Data records for software interfaces:
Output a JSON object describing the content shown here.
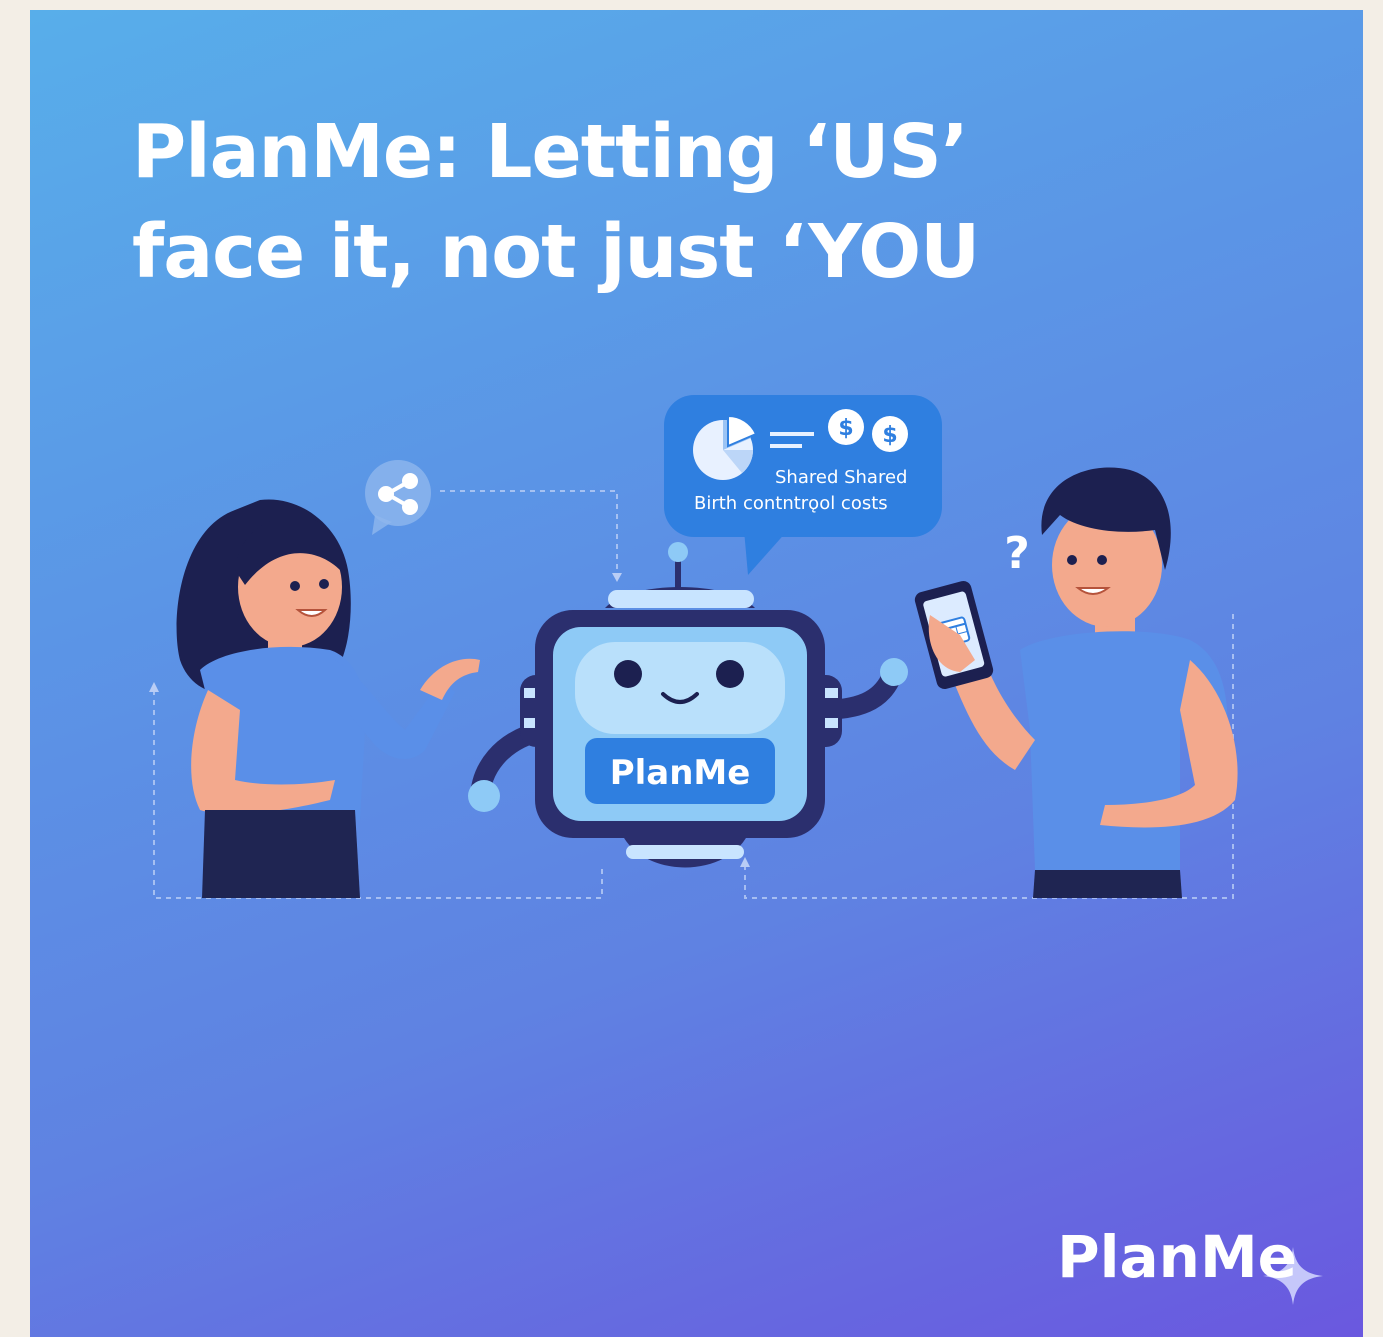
{
  "headline": {
    "line1": "PlanMe: Letting ‘US’",
    "line2": "face it, not just ‘YOU"
  },
  "speech_bubble": {
    "line1": "Shared Shared",
    "line2": "Birth contntrǫol costs",
    "currency_symbol": "$"
  },
  "robot": {
    "label": "PlanMe"
  },
  "man": {
    "question_mark": "?"
  },
  "brand_logo": {
    "text": "PlanMe"
  },
  "icons": [
    "share-icon",
    "pie-chart-icon",
    "dollar-coin-icon",
    "calendar-icon",
    "sparkle-icon"
  ],
  "colors": {
    "background_top": "#58aeea",
    "background_bottom": "#6a58df",
    "shirt_blue": "#5a8fe8",
    "robot_dark": "#2b2f6e",
    "robot_screen": "#8ecaf6",
    "pants_dark": "#1f2552",
    "skin": "#f3a98d"
  }
}
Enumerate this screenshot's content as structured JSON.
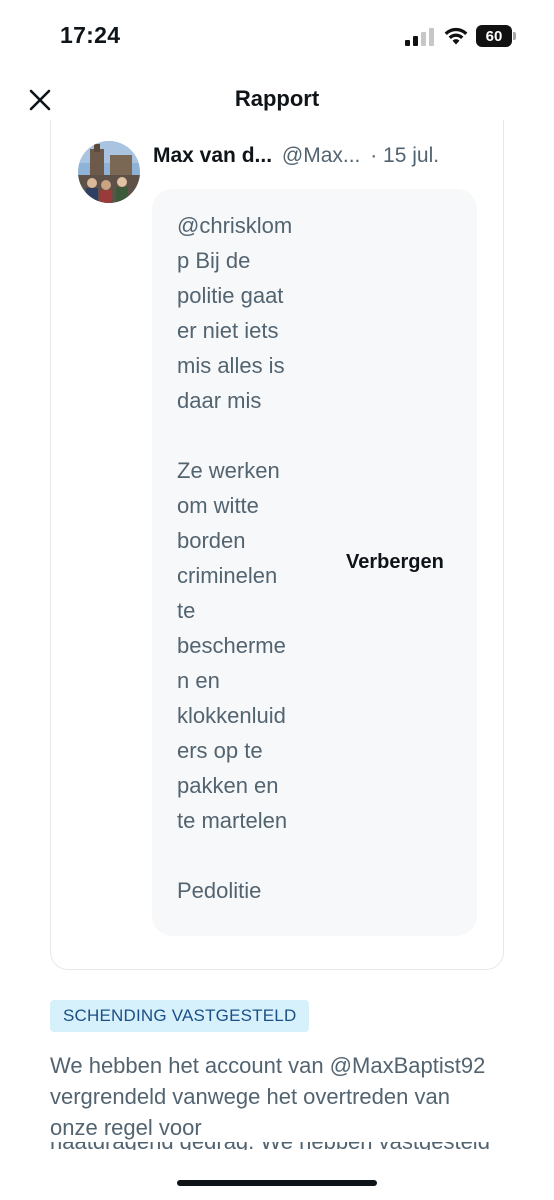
{
  "status_bar": {
    "time": "17:24",
    "battery": "60",
    "signal_icon": "cellular-signal-icon",
    "wifi_icon": "wifi-icon"
  },
  "header": {
    "title": "Rapport",
    "close_icon": "close-icon"
  },
  "tweet": {
    "author_name": "Max van d...",
    "author_handle": "@Max...",
    "date": "· 15 jul.",
    "text": "@chrisklom\np Bij de\npolitie gaat\ner niet iets\nmis alles is\ndaar mis\n\nZe werken\nom witte\nborden\ncriminelen\nte\nbescherme\nn en\nklokkenluid\ners op te\npakken en\nte martelen\n\nPedolitie",
    "hide_label": "Verbergen"
  },
  "violation": {
    "badge": "SCHENDING VASTGESTELD",
    "text": "We hebben het account van @MaxBaptist92 vergrendeld vanwege het overtreden van onze regel voor",
    "cut_line": "haatdragend gedrag. We hebben vastgesteld"
  },
  "colors": {
    "primary_text": "#0f1419",
    "secondary_text": "#536471",
    "badge_bg": "#d6f0fc",
    "badge_text": "#1b4f86",
    "hidden_bg": "#f7f8f9"
  }
}
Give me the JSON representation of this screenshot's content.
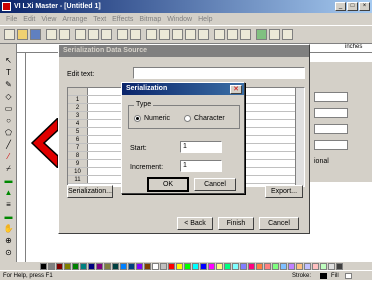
{
  "app": {
    "title": "VI LXi Master - [Untitled 1]"
  },
  "menu": [
    "File",
    "Edit",
    "View",
    "Arrange",
    "Text",
    "Effects",
    "Bitmap",
    "Window",
    "Help"
  ],
  "ruler": {
    "unit_label": "inches"
  },
  "wizard": {
    "title": "Serialization Data Source",
    "edit_text_label": "Edit text:",
    "row_numbers": [
      "1",
      "2",
      "3",
      "4",
      "5",
      "6",
      "7",
      "8",
      "9",
      "10",
      "11"
    ],
    "serialization_button": "Serialization...",
    "export_button": "Export...",
    "back_button": "< Back",
    "finish_button": "Finish",
    "cancel_button": "Cancel"
  },
  "dialog": {
    "title": "Serialization",
    "type_group": "Type",
    "numeric_label": "Numeric",
    "character_label": "Character",
    "start_label": "Start:",
    "start_value": "1",
    "increment_label": "Increment:",
    "increment_value": "1",
    "ok_button": "OK",
    "cancel_button": "Cancel"
  },
  "right_panel": {
    "partial_label": "ional"
  },
  "palette_colors": [
    "#000000",
    "#808080",
    "#800000",
    "#808000",
    "#008000",
    "#008080",
    "#000080",
    "#800080",
    "#808040",
    "#004040",
    "#0080ff",
    "#004080",
    "#8000ff",
    "#804000",
    "#ffffff",
    "#c0c0c0",
    "#ff0000",
    "#ffff00",
    "#00ff00",
    "#00ffff",
    "#0000ff",
    "#ff00ff",
    "#ffff80",
    "#00ff80",
    "#80ffff",
    "#8080ff",
    "#ff0080",
    "#ff8040",
    "#ff8080",
    "#80ff80",
    "#80c0ff",
    "#c080ff",
    "#ffc080",
    "#c0c0ff",
    "#ffc0c0",
    "#c0ffc0",
    "#e0e0e0",
    "#404040"
  ],
  "status": {
    "help_text": "For Help, press F1",
    "stroke_label": "Stroke:",
    "fill_label": "Fill"
  }
}
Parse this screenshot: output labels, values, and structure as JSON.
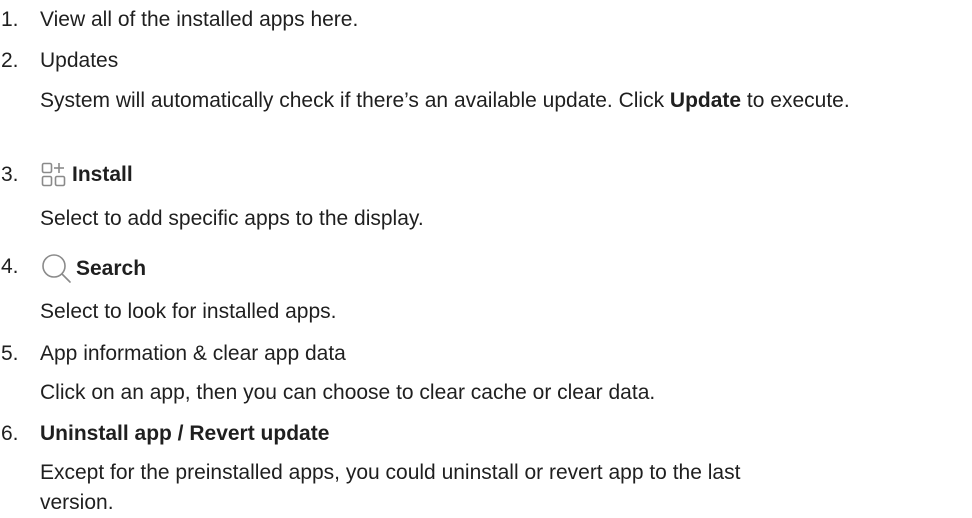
{
  "items": [
    {
      "number": "1.",
      "title": "View all of the installed apps here."
    },
    {
      "number": "2.",
      "title": "Updates",
      "description_before": "System will automatically check if there’s an available update. Click ",
      "description_bold": "Update",
      "description_after": " to execute."
    },
    {
      "number": "3.",
      "title": "Install",
      "icon": "install-apps-icon",
      "description": "Select to add specific apps to the display."
    },
    {
      "number": "4.",
      "title": "Search",
      "icon": "search-icon",
      "description": "Select to look for installed apps."
    },
    {
      "number": "5.",
      "title": "App information & clear app data",
      "description": "Click on an app, then you can choose to clear cache or clear data."
    },
    {
      "number": "6.",
      "title": "Uninstall app / Revert update",
      "description": "Except for the preinstalled apps, you could uninstall or revert app to the last version."
    }
  ],
  "colors": {
    "text": "#1f1f1f",
    "icon": "#8a8a8a"
  }
}
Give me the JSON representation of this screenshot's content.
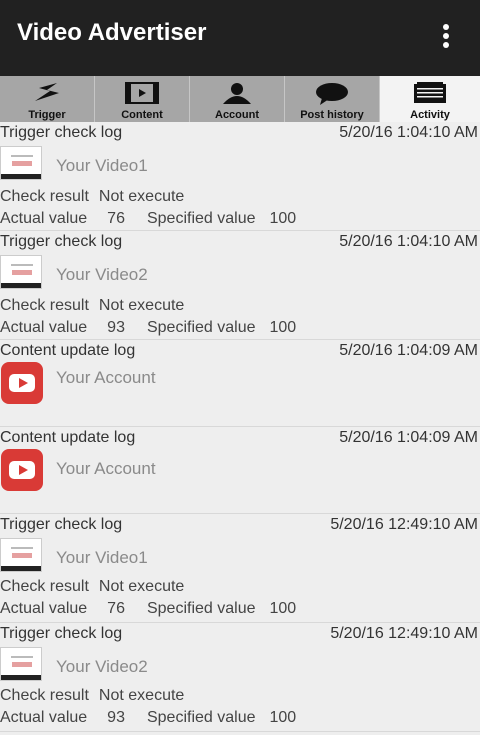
{
  "app": {
    "title": "Video Advertiser"
  },
  "tabs": [
    {
      "label": "Trigger",
      "icon": "lightning-icon"
    },
    {
      "label": "Content",
      "icon": "film-icon"
    },
    {
      "label": "Account",
      "icon": "person-icon"
    },
    {
      "label": "Post history",
      "icon": "speech-bubble-icon"
    },
    {
      "label": "Activity",
      "icon": "notepad-icon"
    }
  ],
  "labels": {
    "check_result": "Check result",
    "actual_value": "Actual value",
    "specified_value": "Specified value"
  },
  "entries": [
    {
      "header": "Trigger check log",
      "time": "5/20/16 1:04:10 AM",
      "name": "Your Video1",
      "result": "Not execute",
      "actual": "76",
      "specified": "100"
    },
    {
      "header": "Trigger check log",
      "time": "5/20/16 1:04:10 AM",
      "name": "Your Video2",
      "result": "Not execute",
      "actual": "93",
      "specified": "100"
    },
    {
      "header": "Content update log",
      "time": "5/20/16 1:04:09 AM",
      "name": "Your Account"
    },
    {
      "header": "Content update log",
      "time": "5/20/16 1:04:09 AM",
      "name": "Your Account"
    },
    {
      "header": "Trigger check log",
      "time": "5/20/16 12:49:10 AM",
      "name": "Your Video1",
      "result": "Not execute",
      "actual": "76",
      "specified": "100"
    },
    {
      "header": "Trigger check log",
      "time": "5/20/16 12:49:10 AM",
      "name": "Your Video2",
      "result": "Not execute",
      "actual": "93",
      "specified": "100"
    }
  ]
}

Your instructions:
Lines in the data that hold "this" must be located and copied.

Your response:
Enumerate this screenshot's content as structured JSON.
Give me the JSON representation of this screenshot's content.
Parse this screenshot: output labels, values, and structure as JSON.
Give me the JSON representation of this screenshot's content.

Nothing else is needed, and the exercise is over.